Purpose: To describe the level of functioning of adolescents and young adults with cerebral palsy (CP) and study determinants of their level of functioning.
Method: In the CP Transition study, adolescents and young adults aged 16-20 years, diagnosed with CP without severe learning disabilities (n =103) participated. In this group we assessed subject characteristics, i.e., age, type of CP, gross motor function (GMFCS), level of education as well as outcome measures on functioning in daily activities and social participation (Life Habits questionnaire, Vineland Adaptive Behavior Scale, Functional Independence Measure). Multivariate regression analyses were performed.
Results: About 20-30% of the participants encountered restrictions in daily activities (mobility, self-care, nutrition) and social participation (taking responsibility, community living, leisure activities and employment). The GMFCS level, level of education, and age proved to be important determinants of functioning in daily activities and social participation, explaining 70% and 66% of the variance in outcome respectively.
Conclusion: A significant number of adolescents and young adults with CP without severe learning disabilities are restricted in daily activities and social participation.
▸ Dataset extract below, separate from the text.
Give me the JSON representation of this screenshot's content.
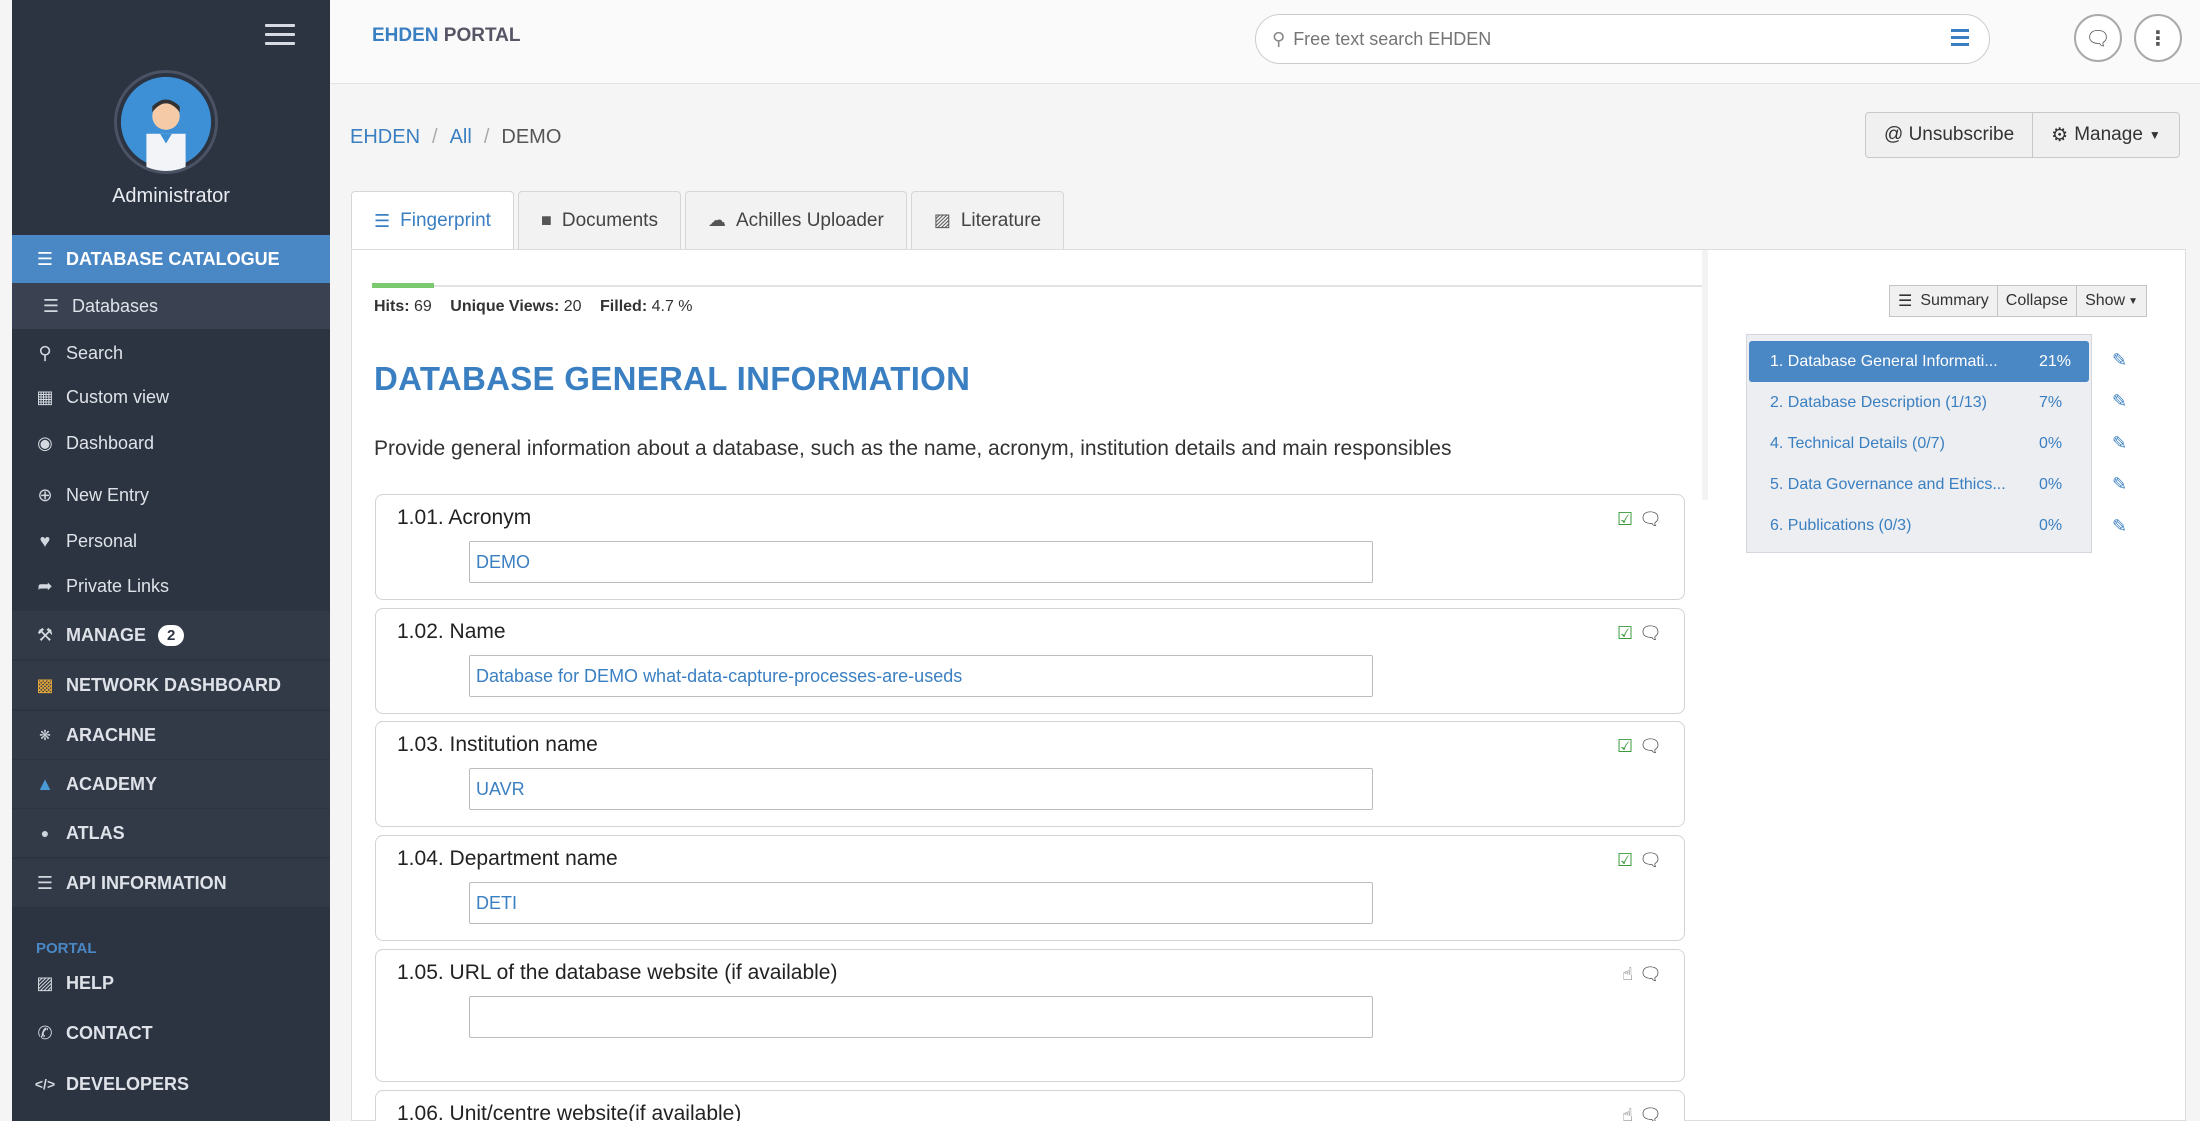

These problems are mainly attributable to restricted gross motor functioning, a low level of education and younger age.